━━━ Material to process ━━━

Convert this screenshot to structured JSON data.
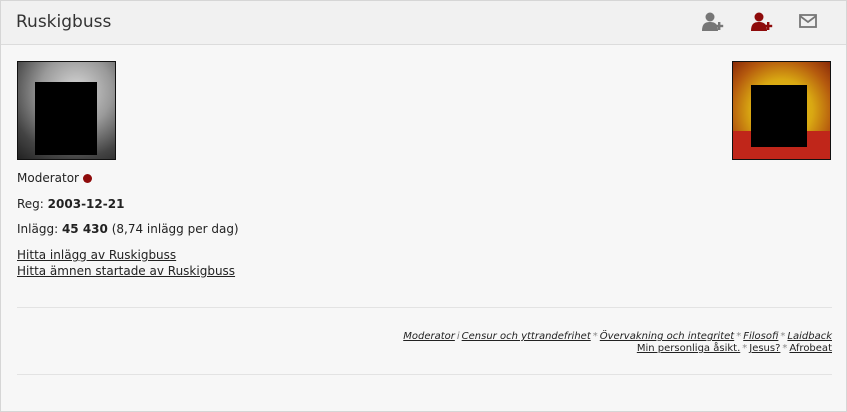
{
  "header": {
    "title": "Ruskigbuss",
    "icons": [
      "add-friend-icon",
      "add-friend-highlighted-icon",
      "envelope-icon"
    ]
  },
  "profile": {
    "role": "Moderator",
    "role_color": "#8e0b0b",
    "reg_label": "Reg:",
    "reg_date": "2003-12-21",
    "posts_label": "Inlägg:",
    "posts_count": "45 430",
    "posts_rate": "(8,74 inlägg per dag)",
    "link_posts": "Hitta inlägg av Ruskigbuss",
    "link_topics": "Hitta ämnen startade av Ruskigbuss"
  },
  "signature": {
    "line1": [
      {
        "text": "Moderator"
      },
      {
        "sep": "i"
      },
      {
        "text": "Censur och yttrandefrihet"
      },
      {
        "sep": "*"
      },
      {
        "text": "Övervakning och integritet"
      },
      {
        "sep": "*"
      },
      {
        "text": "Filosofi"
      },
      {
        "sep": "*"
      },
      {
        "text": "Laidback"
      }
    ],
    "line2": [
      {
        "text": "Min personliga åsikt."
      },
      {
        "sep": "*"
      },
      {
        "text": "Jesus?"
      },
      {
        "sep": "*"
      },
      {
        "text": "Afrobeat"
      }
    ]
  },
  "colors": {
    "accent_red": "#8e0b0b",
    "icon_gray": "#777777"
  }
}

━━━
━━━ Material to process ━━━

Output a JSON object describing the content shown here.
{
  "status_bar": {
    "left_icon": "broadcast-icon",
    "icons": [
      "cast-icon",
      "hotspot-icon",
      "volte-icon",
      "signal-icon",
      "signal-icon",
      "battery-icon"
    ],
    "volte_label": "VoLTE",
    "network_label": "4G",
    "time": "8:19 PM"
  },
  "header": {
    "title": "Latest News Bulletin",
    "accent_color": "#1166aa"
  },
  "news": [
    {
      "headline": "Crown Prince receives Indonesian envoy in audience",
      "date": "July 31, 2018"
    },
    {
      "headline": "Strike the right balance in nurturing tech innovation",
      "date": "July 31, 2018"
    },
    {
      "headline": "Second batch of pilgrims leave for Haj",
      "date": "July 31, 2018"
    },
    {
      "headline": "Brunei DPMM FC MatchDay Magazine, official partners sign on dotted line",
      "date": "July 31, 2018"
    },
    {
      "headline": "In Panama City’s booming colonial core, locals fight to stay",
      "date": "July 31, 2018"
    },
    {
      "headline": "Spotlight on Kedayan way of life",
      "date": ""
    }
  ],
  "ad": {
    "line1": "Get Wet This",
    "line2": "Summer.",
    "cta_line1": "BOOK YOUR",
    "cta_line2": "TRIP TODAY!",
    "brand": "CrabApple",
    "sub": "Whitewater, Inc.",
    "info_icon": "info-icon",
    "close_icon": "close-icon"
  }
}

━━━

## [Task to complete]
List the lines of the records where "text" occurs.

## [Task response]
        "text": "Moderator"
        "text": "Censur och yttrandefrihet"
        "text": "Övervakning och integritet"
        "text": "Filosofi"
        "text": "Laidback"
        "text": "Min personliga åsikt."
        "text": "Jesus?"
        "text": "Afrobeat"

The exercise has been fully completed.